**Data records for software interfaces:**

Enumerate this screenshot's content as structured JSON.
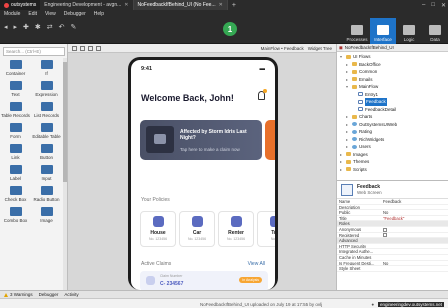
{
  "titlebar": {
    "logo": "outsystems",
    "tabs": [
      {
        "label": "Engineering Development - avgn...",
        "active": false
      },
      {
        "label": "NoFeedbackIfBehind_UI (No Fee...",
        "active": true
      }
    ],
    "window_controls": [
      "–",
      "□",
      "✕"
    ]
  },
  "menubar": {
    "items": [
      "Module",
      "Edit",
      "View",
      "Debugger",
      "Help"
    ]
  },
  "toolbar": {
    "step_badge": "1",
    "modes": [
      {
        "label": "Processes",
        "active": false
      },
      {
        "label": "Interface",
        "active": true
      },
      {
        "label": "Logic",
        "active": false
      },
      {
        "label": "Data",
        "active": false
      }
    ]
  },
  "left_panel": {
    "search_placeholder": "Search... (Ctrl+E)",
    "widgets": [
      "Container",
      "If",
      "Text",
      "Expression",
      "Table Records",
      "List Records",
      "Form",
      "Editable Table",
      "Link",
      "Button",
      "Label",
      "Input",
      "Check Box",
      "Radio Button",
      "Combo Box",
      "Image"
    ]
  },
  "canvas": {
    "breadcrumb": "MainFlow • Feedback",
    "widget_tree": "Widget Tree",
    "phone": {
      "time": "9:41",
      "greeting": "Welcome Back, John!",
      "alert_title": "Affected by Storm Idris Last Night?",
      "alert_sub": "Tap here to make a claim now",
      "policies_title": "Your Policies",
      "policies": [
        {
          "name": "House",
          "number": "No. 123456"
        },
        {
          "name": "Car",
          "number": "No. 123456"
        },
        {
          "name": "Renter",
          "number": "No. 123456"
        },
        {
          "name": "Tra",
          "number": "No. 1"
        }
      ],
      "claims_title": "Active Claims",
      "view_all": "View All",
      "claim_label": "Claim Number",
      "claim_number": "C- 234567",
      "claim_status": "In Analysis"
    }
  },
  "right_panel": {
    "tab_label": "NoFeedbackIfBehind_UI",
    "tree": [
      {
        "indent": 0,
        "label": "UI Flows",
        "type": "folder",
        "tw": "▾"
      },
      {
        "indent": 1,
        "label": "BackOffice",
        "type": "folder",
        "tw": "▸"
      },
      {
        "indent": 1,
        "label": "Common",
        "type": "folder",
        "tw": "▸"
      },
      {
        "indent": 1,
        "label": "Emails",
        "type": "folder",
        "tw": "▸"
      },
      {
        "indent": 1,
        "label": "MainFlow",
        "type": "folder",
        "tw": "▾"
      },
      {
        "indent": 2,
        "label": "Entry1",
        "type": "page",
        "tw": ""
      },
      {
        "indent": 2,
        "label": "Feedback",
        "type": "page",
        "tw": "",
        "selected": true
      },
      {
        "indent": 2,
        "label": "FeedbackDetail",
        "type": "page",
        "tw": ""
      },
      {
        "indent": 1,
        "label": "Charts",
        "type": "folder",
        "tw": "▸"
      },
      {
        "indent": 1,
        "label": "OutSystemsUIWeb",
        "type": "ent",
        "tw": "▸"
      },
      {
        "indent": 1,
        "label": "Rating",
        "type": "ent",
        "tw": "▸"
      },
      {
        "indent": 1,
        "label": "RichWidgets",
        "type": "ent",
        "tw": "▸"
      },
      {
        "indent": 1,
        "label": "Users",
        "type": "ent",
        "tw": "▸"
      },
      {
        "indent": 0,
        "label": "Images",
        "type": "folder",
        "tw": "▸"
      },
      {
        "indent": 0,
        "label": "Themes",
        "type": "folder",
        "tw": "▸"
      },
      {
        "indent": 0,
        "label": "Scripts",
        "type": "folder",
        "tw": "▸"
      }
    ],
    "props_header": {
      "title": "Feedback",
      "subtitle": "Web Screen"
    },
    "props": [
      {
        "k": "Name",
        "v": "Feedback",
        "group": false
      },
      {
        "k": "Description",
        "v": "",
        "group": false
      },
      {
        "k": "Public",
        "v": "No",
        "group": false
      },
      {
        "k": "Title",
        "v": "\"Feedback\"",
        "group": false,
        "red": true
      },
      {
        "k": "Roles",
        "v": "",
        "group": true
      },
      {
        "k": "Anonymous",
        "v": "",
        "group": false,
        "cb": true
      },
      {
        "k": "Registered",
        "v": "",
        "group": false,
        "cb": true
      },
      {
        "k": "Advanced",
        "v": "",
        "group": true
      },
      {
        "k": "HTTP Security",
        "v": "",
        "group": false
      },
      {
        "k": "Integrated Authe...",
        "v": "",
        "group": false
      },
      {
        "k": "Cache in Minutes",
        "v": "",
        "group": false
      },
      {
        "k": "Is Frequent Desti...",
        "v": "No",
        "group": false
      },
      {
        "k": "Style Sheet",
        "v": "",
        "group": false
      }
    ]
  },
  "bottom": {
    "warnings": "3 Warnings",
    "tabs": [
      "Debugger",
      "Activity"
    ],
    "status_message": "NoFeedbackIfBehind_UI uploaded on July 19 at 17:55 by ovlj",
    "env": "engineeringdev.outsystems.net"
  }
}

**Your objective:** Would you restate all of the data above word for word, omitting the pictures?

**Answer for the task:**
Enumerate this screenshot's content as structured JSON.
{
  "titlebar": {
    "logo": "outsystems",
    "tabs": [
      {
        "label": "Engineering Development - avgn...",
        "active": false
      },
      {
        "label": "NoFeedbackIfBehind_UI (No Fee...",
        "active": true
      }
    ],
    "window_controls": [
      "–",
      "□",
      "✕"
    ]
  },
  "menubar": {
    "items": [
      "Module",
      "Edit",
      "View",
      "Debugger",
      "Help"
    ]
  },
  "toolbar": {
    "step_badge": "1",
    "modes": [
      {
        "label": "Processes",
        "active": false
      },
      {
        "label": "Interface",
        "active": true
      },
      {
        "label": "Logic",
        "active": false
      },
      {
        "label": "Data",
        "active": false
      }
    ]
  },
  "left_panel": {
    "search_placeholder": "Search... (Ctrl+E)",
    "widgets": [
      "Container",
      "If",
      "Text",
      "Expression",
      "Table Records",
      "List Records",
      "Form",
      "Editable Table",
      "Link",
      "Button",
      "Label",
      "Input",
      "Check Box",
      "Radio Button",
      "Combo Box",
      "Image"
    ]
  },
  "canvas": {
    "breadcrumb": "MainFlow • Feedback",
    "widget_tree": "Widget Tree",
    "phone": {
      "time": "9:41",
      "greeting": "Welcome Back, John!",
      "alert_title": "Affected by Storm Idris Last Night?",
      "alert_sub": "Tap here to make a claim now",
      "policies_title": "Your Policies",
      "policies": [
        {
          "name": "House",
          "number": "No. 123456"
        },
        {
          "name": "Car",
          "number": "No. 123456"
        },
        {
          "name": "Renter",
          "number": "No. 123456"
        },
        {
          "name": "Tra",
          "number": "No. 1"
        }
      ],
      "claims_title": "Active Claims",
      "view_all": "View All",
      "claim_label": "Claim Number",
      "claim_number": "C- 234567",
      "claim_status": "In Analysis"
    }
  },
  "right_panel": {
    "tab_label": "NoFeedbackIfBehind_UI",
    "tree": [
      {
        "indent": 0,
        "label": "UI Flows",
        "type": "folder",
        "tw": "▾"
      },
      {
        "indent": 1,
        "label": "BackOffice",
        "type": "folder",
        "tw": "▸"
      },
      {
        "indent": 1,
        "label": "Common",
        "type": "folder",
        "tw": "▸"
      },
      {
        "indent": 1,
        "label": "Emails",
        "type": "folder",
        "tw": "▸"
      },
      {
        "indent": 1,
        "label": "MainFlow",
        "type": "folder",
        "tw": "▾"
      },
      {
        "indent": 2,
        "label": "Entry1",
        "type": "page",
        "tw": ""
      },
      {
        "indent": 2,
        "label": "Feedback",
        "type": "page",
        "tw": "",
        "selected": true
      },
      {
        "indent": 2,
        "label": "FeedbackDetail",
        "type": "page",
        "tw": ""
      },
      {
        "indent": 1,
        "label": "Charts",
        "type": "folder",
        "tw": "▸"
      },
      {
        "indent": 1,
        "label": "OutSystemsUIWeb",
        "type": "ent",
        "tw": "▸"
      },
      {
        "indent": 1,
        "label": "Rating",
        "type": "ent",
        "tw": "▸"
      },
      {
        "indent": 1,
        "label": "RichWidgets",
        "type": "ent",
        "tw": "▸"
      },
      {
        "indent": 1,
        "label": "Users",
        "type": "ent",
        "tw": "▸"
      },
      {
        "indent": 0,
        "label": "Images",
        "type": "folder",
        "tw": "▸"
      },
      {
        "indent": 0,
        "label": "Themes",
        "type": "folder",
        "tw": "▸"
      },
      {
        "indent": 0,
        "label": "Scripts",
        "type": "folder",
        "tw": "▸"
      }
    ],
    "props_header": {
      "title": "Feedback",
      "subtitle": "Web Screen"
    },
    "props": [
      {
        "k": "Name",
        "v": "Feedback",
        "group": false
      },
      {
        "k": "Description",
        "v": "",
        "group": false
      },
      {
        "k": "Public",
        "v": "No",
        "group": false
      },
      {
        "k": "Title",
        "v": "\"Feedback\"",
        "group": false,
        "red": true
      },
      {
        "k": "Roles",
        "v": "",
        "group": true
      },
      {
        "k": "Anonymous",
        "v": "",
        "group": false,
        "cb": true
      },
      {
        "k": "Registered",
        "v": "",
        "group": false,
        "cb": true
      },
      {
        "k": "Advanced",
        "v": "",
        "group": true
      },
      {
        "k": "HTTP Security",
        "v": "",
        "group": false
      },
      {
        "k": "Integrated Authe...",
        "v": "",
        "group": false
      },
      {
        "k": "Cache in Minutes",
        "v": "",
        "group": false
      },
      {
        "k": "Is Frequent Desti...",
        "v": "No",
        "group": false
      },
      {
        "k": "Style Sheet",
        "v": "",
        "group": false
      }
    ]
  },
  "bottom": {
    "warnings": "3 Warnings",
    "tabs": [
      "Debugger",
      "Activity"
    ],
    "status_message": "NoFeedbackIfBehind_UI uploaded on July 19 at 17:55 by ovlj",
    "env": "engineeringdev.outsystems.net"
  }
}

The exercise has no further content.